Flipper Tricks: How to Finish Off Tile Edges

When you're in the renovation biz, you'll come across all sorts of problems you never even considered. What you think is a simple project, installing a backsplash or tiling a shower wall, creates other problems you must then solve.  GRRRR!

One of those issues that has turned up for me countless times is how to finish off a tiled edge. One might assume with bullnose tile. Of course! But that's not always an option or maybe not even preferred. Sometimes, matching bullnose tile is not available at the store. And, let's assume that we don't have cabinets to finish off the top either. Even if we do, there is often that inevitable area that juts out just passed the cabinetry that needs to be dealt with. What then?

You have several options.

Custom Bullnose

Yes. You can have bullnose made. Here in Cincinnati (they have other locations), I head to American Bullnose. I bring my tile with some to spare, they chop them up, round them out and hand them back ready to go. Of course, not all tiles can be transformed into bullnose tile. Such as in the case of the beveled tile, the texture would create a problem and cannot be bullnosed. Below is a shower created with custom bullnose tiles, placed on the outer wall edge, as well as surrounding the tub. 


Schluter Edge Strips

One popular option is to use Schluter metal strips  to make a straight finishing edge to your tile. These can be used anywhere tile is laid: showers, floors, backsplashes. These are nice because they come in an assortment of finishes and shapes. An example of this can be seen below at the top and side of the backsplash. Nickel was chosen to coordinate with the other nickel fixtures in the room. They now have white which blends nicely with subway tiles like those shown.

Caulked Edge
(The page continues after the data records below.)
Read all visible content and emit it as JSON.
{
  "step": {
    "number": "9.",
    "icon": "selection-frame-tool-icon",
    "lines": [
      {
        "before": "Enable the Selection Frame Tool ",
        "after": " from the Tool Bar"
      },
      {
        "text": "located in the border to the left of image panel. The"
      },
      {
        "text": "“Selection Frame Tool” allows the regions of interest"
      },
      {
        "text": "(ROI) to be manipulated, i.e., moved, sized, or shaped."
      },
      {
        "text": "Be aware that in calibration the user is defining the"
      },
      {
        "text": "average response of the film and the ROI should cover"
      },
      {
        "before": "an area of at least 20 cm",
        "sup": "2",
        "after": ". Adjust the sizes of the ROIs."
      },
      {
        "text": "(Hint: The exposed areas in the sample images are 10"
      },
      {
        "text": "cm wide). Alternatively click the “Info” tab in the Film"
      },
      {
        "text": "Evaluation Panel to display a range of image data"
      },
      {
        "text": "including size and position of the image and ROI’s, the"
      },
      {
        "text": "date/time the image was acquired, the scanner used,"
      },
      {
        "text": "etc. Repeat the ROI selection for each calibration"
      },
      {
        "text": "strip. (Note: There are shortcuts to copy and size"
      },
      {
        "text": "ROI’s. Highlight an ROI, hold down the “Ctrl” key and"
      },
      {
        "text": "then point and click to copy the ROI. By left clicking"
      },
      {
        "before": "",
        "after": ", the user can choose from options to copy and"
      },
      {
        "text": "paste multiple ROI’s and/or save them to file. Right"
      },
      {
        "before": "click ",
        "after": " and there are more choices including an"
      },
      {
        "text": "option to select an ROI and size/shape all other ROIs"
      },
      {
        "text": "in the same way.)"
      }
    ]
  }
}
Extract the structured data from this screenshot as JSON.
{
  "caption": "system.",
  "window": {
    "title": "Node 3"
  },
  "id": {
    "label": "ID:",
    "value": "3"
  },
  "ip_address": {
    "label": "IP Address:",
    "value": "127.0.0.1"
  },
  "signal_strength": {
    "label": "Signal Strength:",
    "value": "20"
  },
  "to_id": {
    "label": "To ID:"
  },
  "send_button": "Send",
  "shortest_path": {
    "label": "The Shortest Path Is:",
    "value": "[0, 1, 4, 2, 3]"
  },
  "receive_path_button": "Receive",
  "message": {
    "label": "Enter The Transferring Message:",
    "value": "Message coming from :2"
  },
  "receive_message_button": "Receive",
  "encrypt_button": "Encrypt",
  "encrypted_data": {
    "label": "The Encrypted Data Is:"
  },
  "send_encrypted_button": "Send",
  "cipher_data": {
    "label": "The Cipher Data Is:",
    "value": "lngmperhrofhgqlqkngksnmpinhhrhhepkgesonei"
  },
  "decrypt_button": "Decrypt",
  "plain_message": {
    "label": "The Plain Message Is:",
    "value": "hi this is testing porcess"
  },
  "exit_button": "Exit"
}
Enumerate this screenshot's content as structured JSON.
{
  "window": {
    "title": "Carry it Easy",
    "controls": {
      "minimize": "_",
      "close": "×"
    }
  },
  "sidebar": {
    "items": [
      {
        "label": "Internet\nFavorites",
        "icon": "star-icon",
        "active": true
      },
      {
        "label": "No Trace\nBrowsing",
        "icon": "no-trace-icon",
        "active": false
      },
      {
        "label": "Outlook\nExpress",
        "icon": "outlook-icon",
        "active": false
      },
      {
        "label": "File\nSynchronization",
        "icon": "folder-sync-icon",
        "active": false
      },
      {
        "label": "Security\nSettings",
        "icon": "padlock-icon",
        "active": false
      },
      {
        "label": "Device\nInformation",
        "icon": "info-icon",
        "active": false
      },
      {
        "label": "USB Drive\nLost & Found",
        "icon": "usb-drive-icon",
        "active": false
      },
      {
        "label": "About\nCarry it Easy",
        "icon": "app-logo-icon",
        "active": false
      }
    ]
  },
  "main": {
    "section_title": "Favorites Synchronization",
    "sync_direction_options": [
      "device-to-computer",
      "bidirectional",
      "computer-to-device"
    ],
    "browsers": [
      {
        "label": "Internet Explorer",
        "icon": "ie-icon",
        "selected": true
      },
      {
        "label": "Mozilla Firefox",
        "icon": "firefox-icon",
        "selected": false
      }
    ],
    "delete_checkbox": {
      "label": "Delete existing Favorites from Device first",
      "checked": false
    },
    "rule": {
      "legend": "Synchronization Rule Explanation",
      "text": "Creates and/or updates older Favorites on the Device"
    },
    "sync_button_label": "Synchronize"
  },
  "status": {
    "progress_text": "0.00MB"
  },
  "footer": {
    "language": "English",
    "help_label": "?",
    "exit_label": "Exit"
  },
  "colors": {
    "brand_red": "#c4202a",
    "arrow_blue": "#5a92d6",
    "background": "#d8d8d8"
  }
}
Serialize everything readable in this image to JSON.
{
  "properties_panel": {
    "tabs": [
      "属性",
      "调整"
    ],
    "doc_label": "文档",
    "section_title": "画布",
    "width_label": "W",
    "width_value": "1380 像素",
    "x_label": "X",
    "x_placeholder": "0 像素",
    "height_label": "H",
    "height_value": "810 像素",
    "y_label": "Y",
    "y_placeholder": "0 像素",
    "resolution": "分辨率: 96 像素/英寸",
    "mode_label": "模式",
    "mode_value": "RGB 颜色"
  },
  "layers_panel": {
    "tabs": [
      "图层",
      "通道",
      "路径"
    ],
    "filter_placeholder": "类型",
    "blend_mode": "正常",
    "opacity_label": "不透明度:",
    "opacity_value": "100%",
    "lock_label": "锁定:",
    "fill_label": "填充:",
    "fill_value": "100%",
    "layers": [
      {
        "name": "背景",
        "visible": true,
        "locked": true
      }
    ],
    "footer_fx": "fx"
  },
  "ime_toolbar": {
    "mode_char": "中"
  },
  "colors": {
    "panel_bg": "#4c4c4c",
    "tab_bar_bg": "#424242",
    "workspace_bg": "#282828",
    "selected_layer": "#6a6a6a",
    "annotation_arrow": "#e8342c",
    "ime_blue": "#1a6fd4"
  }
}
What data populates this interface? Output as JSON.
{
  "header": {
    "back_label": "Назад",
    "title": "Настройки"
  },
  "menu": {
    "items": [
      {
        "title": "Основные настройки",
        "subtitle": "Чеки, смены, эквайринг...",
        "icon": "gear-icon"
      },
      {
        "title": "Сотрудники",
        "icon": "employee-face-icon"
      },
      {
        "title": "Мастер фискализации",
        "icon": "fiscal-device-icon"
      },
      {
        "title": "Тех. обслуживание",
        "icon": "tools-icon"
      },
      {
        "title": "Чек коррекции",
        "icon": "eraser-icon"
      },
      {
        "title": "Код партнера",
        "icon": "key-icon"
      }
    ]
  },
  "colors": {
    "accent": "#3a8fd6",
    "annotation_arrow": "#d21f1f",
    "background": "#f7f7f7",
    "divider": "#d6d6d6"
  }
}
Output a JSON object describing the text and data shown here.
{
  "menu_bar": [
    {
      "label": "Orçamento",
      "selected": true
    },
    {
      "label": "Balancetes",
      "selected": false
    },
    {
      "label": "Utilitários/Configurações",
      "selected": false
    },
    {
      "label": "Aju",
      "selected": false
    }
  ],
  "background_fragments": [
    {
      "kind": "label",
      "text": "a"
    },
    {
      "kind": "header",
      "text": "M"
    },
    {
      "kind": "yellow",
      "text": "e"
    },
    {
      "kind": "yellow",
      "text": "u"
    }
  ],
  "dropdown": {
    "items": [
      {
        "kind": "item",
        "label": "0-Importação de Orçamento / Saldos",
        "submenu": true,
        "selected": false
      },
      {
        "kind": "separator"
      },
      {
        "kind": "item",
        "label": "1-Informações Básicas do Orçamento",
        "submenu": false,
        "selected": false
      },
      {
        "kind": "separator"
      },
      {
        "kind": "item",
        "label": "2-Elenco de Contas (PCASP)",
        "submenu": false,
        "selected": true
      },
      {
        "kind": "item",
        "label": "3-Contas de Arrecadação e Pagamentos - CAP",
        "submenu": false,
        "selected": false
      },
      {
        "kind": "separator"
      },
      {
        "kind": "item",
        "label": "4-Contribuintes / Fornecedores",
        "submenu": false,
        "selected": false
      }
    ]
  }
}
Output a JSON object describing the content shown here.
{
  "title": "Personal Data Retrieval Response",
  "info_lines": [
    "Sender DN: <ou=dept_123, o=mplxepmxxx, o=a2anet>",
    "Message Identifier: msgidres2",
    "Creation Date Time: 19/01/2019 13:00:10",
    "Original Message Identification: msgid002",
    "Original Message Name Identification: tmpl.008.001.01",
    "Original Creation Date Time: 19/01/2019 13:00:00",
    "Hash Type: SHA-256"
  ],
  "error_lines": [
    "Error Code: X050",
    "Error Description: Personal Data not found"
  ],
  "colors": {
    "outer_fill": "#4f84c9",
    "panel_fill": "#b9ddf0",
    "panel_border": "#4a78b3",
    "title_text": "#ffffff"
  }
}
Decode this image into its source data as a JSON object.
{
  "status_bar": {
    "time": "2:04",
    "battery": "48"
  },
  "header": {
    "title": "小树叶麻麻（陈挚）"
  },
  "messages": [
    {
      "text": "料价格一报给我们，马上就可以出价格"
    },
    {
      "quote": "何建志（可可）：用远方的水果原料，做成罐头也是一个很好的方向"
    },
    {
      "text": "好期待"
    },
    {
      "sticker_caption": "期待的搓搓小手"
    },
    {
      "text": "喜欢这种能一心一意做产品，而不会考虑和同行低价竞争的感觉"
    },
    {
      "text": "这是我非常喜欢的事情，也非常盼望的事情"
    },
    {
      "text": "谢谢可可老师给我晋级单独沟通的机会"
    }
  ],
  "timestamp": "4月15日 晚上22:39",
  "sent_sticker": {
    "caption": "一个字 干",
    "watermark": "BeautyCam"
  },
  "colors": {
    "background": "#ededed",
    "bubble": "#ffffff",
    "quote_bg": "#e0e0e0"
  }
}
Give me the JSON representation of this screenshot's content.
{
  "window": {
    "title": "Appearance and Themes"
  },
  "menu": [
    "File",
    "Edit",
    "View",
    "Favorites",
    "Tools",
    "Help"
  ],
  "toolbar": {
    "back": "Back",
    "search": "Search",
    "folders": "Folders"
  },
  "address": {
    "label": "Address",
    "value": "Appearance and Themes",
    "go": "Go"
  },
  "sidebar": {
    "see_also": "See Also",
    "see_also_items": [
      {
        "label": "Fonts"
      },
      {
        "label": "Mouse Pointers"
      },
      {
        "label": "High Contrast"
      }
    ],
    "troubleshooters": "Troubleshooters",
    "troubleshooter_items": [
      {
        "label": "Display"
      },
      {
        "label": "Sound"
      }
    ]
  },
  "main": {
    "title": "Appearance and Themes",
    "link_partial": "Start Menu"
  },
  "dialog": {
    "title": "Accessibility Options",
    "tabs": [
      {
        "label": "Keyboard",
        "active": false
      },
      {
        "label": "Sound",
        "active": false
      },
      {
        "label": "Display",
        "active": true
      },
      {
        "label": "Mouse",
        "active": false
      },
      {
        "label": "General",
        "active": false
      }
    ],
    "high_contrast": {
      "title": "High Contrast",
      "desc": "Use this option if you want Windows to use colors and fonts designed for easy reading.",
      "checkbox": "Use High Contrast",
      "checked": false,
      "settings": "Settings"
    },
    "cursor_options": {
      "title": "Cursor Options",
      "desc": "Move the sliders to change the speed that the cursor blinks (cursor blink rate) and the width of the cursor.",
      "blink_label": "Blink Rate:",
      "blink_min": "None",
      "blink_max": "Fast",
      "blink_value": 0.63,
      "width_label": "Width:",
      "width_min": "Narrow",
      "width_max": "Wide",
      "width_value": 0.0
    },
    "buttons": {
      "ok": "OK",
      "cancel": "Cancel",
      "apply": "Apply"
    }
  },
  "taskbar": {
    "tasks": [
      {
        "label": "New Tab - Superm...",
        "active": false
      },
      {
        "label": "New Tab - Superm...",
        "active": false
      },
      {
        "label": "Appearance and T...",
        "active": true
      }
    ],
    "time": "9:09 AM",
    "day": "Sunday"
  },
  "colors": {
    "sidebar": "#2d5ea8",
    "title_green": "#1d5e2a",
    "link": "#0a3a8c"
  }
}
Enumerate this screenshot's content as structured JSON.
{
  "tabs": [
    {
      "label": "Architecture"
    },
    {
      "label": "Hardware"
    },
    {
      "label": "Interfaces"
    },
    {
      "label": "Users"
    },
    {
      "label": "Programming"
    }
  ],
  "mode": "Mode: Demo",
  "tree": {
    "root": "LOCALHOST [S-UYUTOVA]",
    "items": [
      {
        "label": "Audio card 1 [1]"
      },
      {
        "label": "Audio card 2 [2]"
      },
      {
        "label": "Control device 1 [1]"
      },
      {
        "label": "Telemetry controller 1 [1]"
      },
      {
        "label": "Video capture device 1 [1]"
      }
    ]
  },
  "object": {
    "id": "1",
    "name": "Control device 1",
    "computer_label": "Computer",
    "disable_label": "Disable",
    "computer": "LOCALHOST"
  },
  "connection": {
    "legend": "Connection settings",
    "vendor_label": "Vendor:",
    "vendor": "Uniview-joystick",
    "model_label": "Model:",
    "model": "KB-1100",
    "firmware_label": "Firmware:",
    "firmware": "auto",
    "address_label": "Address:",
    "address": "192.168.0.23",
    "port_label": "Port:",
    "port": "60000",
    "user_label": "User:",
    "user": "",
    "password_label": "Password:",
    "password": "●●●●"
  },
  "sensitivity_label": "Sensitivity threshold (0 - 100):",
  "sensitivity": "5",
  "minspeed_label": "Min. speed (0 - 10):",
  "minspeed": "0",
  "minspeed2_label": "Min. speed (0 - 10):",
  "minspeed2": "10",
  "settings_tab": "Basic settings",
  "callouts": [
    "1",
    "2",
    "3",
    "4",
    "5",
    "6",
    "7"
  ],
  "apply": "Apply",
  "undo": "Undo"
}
If you don't want to add another color or element to your kitchen, another option is to caulk the tile edge to finish it off. Have your installer fill in that corner between the tile and wall with caulk to match the grout. Matching grout caulk is available at most hardware stores next to or in the grout section. This will take some precision! Your installer must be very careful with the tile alignment in order to create a nice straight line. They must also be good at getting a smooth finish with the caulking. You don't want a bumpy caulk line, calling attention to the lack of precision instead of the beauty of the tile. However, if the caulk line strays a little onto the wall, touch it up with some wall paint and call it a day. 

Trim It Out

Finally, you could use a very thin wood trim piece such as quarter round or scribe molding. Paint it the same color as the tile so it doesn't stand out. With the extra thick cement tile used in this kitchen, we used some cabinet trim to finish off the sides of the backsplash. The color coordinated perfectly so we didn't need to paint it. 

It's silly to think that this kind of detail goes into kitchen or bathroom, but it does. Best to have these tricks in your arsenal so you are ready when the time comes! Go get 'em. 

Any ideas I missed? Any other issues you might be dealing with right now? Lay it on us in the comments!